The exhibition “Archaeology at Helfštýn Castle” reveals the hitherto hidden secrets of the ancient history of one of the largest fortress complexes in Europe.

The archaeological exhibition is installed within the Poděbrady Bastion from the second half of the 15th century. In the late 15th century, under the rule of William of Pernštejn, the bastion was rebuilt into a smoke kitchen, connected with the eastern wing of the palace by a diaphragm arch. During the Renaissance conversion by John IV of Pernštejn, the kitchen was expanded and moved in front of the outworks, the course of which is in the floor presented as part of the exhibition. The last significant alterations were made under the House of Bruntál & Vrbno in the 17th century, when a residential level with servants’ quarters was built atop the facility.

The exhibit features the remnants of the smoke kitchen – a sink and a carvery tub. Furnaces have been preserved under the floor; their shape and function is explained in information panels. Fragments of architectural elements from various construction stages were preserved during the reconstruction. Visitors will gain an impression of the original dimensions of the room when looking at the outworks. The vault structure that supported the central chimney is documented by squinches in the corners of the room.

The large serving window is an element that confirms the original function of the facility. The exhibit informs visitors about the history of Helfštýn Castle, research performed in the Poděbrady Bastion, as well as artefacts found at the castle and in its vicinity. Finds from the 13th to 17th centuries are presented. The installations are divided primarily by the materials of the exhibits. Gothic, Renaissance, and Baroque ceramics are represented; the selection of Baroque stove tiles includes, for instance, a unique set of fragments of tiles made by Wolf Dietrich Světlík of Gzes from 1663. Metallic objects, so typical of Helfštýn, are represented by items of everyday use found within the premises of the castle. A separate part of the exhibition shows part of the equipment of a horse and rider.

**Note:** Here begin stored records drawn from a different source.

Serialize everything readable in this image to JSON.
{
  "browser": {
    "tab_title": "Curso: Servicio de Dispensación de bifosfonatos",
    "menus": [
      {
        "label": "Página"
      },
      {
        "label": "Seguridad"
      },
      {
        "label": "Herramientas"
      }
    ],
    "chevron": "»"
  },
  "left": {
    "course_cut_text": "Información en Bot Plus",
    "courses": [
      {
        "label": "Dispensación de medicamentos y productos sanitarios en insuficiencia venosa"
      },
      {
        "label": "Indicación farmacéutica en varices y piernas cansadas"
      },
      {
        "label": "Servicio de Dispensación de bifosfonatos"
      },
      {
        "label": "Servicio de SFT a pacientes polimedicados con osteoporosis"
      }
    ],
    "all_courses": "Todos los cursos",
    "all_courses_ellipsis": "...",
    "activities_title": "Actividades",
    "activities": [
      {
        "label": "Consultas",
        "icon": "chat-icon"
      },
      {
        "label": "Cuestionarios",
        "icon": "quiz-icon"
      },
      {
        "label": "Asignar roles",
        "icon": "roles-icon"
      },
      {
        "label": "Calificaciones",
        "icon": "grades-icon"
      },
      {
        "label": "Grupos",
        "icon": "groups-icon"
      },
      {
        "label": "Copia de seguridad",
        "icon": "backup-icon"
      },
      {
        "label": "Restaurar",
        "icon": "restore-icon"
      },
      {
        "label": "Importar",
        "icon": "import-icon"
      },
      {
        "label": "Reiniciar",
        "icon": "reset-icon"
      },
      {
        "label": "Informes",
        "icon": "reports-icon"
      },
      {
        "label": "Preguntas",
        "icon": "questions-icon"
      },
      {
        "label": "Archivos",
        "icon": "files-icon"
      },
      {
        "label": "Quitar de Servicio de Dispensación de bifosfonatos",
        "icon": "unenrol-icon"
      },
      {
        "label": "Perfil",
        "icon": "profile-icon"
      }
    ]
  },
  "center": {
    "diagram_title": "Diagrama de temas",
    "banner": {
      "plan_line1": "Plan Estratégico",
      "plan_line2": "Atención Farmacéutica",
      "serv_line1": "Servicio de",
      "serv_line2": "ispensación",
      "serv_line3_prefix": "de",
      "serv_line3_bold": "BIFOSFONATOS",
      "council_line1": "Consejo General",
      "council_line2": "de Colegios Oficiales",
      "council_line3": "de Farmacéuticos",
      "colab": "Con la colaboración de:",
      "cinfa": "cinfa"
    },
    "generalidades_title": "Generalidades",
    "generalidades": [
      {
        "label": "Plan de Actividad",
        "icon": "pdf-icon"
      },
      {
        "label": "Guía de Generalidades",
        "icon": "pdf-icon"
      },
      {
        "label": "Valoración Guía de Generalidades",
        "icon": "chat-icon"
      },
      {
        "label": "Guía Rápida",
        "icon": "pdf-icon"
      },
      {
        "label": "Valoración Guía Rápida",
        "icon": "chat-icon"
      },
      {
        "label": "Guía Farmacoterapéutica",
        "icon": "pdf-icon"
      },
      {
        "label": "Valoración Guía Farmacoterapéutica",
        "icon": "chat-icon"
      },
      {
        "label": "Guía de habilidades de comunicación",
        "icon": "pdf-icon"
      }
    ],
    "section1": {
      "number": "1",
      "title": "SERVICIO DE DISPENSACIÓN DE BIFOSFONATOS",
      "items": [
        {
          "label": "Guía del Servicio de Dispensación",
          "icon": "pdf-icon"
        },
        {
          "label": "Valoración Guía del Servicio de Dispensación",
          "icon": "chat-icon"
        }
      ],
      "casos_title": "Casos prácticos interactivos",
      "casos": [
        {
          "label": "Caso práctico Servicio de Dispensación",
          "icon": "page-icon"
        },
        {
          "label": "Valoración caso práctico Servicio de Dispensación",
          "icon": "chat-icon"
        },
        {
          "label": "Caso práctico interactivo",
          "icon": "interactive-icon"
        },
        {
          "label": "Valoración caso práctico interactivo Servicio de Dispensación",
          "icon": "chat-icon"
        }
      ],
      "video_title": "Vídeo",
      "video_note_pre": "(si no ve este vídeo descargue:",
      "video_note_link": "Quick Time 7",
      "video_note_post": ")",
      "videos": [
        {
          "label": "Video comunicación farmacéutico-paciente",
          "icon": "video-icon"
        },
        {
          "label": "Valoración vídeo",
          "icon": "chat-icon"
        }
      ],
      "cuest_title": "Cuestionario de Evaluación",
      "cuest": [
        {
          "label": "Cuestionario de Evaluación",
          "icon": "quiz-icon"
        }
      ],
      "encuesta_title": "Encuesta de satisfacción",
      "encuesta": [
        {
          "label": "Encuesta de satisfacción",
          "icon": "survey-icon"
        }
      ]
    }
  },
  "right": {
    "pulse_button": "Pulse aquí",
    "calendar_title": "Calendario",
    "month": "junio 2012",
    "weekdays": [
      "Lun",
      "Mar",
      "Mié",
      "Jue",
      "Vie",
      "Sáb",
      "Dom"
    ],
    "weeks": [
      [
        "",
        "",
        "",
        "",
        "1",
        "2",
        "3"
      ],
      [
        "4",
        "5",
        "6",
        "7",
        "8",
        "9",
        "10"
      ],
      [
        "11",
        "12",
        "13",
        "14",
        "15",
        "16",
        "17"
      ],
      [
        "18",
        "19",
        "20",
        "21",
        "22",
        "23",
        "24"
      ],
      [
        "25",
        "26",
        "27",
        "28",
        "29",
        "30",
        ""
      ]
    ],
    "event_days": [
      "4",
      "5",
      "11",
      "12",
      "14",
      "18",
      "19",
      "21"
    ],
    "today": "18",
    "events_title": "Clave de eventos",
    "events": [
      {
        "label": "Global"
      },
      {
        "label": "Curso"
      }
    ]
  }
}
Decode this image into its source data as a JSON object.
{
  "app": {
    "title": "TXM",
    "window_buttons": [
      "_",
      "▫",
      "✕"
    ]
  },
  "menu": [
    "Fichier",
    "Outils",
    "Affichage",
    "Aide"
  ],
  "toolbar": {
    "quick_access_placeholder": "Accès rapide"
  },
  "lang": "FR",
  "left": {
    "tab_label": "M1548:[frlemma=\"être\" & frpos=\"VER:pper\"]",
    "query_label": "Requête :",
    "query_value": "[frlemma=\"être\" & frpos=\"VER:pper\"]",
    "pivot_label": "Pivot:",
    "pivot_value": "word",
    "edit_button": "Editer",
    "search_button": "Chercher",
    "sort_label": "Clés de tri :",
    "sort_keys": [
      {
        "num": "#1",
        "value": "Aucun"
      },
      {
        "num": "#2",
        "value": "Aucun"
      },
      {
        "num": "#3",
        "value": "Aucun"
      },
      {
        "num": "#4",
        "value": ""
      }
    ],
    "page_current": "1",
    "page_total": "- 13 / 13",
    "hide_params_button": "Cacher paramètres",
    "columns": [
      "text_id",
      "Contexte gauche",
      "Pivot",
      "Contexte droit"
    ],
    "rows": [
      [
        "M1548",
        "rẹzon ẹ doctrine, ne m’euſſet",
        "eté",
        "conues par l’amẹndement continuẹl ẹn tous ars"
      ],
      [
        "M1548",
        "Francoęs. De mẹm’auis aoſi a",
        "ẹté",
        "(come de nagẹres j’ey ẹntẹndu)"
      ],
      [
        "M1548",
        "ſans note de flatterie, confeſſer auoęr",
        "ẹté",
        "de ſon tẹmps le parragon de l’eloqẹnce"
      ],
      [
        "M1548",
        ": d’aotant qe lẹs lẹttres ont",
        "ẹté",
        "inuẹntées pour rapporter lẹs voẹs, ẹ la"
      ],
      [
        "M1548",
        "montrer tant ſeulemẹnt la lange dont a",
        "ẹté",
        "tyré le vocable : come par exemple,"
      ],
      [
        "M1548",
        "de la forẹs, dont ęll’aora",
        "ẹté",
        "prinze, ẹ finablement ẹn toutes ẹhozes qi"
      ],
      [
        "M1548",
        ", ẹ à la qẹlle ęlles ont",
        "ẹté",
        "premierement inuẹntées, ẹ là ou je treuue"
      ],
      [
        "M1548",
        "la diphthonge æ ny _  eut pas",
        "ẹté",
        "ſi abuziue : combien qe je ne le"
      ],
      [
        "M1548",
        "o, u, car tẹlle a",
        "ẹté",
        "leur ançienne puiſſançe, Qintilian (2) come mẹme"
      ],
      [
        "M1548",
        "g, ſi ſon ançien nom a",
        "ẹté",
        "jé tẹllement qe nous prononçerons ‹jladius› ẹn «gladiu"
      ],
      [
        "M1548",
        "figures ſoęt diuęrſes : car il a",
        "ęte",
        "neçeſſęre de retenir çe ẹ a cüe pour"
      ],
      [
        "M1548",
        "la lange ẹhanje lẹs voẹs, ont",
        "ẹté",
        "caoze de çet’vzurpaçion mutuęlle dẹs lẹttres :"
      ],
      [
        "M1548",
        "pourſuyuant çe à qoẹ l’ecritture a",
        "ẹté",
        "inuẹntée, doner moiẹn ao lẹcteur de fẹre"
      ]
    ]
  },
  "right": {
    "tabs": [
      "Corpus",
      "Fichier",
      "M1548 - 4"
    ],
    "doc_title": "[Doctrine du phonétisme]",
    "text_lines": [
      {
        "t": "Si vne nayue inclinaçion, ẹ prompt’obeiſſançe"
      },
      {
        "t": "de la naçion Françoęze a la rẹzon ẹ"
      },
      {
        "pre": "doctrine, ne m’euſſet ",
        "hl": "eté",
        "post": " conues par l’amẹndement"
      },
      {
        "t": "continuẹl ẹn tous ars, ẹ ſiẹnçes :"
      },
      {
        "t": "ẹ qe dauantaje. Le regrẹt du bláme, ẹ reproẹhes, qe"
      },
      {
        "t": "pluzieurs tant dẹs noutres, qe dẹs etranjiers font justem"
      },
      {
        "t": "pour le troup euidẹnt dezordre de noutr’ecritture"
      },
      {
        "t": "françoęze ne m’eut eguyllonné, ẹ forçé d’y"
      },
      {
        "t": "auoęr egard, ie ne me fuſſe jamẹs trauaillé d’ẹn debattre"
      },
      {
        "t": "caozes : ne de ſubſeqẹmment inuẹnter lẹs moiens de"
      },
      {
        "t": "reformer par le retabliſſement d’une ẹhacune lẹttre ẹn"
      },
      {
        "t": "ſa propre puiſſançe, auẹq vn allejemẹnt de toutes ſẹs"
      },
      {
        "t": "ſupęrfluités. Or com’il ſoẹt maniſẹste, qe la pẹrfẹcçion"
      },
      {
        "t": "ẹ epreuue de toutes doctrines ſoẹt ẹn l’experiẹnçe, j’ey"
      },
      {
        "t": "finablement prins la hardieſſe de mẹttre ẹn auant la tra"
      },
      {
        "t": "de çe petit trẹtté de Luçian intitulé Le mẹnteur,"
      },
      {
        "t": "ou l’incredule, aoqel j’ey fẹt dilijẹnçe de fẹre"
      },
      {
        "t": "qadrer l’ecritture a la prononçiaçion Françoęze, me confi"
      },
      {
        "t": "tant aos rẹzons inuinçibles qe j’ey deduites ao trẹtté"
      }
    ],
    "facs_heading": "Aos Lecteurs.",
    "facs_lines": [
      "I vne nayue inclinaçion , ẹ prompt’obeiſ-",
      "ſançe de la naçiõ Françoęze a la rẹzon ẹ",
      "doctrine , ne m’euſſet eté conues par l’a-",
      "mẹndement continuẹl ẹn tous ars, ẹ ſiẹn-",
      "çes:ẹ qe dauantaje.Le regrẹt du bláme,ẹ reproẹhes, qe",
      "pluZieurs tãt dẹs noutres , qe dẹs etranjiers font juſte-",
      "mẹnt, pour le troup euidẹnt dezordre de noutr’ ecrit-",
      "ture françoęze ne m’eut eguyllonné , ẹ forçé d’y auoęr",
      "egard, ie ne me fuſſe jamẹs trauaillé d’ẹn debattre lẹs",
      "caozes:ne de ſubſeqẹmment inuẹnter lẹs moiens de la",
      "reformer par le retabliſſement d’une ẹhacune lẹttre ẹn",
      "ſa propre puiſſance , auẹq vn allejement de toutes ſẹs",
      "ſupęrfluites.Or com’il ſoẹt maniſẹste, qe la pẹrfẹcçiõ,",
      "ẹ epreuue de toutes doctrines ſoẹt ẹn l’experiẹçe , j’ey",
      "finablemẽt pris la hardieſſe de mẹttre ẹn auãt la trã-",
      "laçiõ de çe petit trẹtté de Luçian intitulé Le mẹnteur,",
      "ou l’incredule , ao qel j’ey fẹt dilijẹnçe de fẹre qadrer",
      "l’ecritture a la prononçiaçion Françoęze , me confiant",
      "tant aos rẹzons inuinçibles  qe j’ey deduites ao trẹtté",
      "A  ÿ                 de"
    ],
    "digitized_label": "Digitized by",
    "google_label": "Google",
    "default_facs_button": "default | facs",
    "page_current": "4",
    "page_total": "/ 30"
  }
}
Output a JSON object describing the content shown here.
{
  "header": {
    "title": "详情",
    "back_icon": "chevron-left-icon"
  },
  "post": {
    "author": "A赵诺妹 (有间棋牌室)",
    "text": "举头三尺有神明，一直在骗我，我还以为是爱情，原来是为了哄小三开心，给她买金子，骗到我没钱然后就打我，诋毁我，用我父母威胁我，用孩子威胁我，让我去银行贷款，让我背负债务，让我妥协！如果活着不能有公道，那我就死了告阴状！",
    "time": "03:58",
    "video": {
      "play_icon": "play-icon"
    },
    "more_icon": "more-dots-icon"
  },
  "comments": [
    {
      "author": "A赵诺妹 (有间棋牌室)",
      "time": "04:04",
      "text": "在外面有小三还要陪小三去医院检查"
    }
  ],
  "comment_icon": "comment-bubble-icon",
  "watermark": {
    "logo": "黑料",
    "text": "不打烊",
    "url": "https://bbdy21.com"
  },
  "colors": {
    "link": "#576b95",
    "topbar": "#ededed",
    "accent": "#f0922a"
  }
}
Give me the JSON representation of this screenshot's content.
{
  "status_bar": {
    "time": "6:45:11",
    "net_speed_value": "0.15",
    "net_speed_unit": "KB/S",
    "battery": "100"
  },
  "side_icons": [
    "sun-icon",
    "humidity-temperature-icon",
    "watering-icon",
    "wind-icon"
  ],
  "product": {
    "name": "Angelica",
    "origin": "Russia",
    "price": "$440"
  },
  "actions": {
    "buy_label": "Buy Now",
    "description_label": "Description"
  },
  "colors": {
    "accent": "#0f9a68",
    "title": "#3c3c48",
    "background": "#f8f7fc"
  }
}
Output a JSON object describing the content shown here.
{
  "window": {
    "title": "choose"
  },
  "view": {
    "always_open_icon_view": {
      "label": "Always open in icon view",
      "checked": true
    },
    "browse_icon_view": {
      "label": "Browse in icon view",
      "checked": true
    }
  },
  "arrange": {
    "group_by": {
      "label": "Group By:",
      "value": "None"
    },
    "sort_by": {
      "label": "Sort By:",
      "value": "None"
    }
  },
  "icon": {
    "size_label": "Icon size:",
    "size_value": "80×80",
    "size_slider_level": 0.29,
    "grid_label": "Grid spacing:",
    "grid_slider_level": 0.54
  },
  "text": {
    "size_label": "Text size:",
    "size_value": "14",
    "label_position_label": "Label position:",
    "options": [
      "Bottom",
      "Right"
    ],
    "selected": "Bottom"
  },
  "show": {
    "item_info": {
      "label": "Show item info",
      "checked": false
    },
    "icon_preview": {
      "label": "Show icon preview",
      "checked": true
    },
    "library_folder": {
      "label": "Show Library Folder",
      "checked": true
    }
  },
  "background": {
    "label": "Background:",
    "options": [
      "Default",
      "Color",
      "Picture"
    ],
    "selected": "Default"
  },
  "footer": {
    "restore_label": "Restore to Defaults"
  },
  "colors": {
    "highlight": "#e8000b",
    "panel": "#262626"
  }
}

The appearance of the castle (including the outer fortifications) during the Thirty Years’ War is given by a model and a drawing of the bastion, both made by Dalibor Figeľ. Cannon balls and fragments of ruptured cannon barrels commemorate the tumult of the Thirty Years’ War. The recess of the serving window features chipped stone elements from the era of the House of Kravaře and House of Pernštejn. The north-western wall is dominated by three original blocks of the relief plate of the House of Pernštejn from 1480.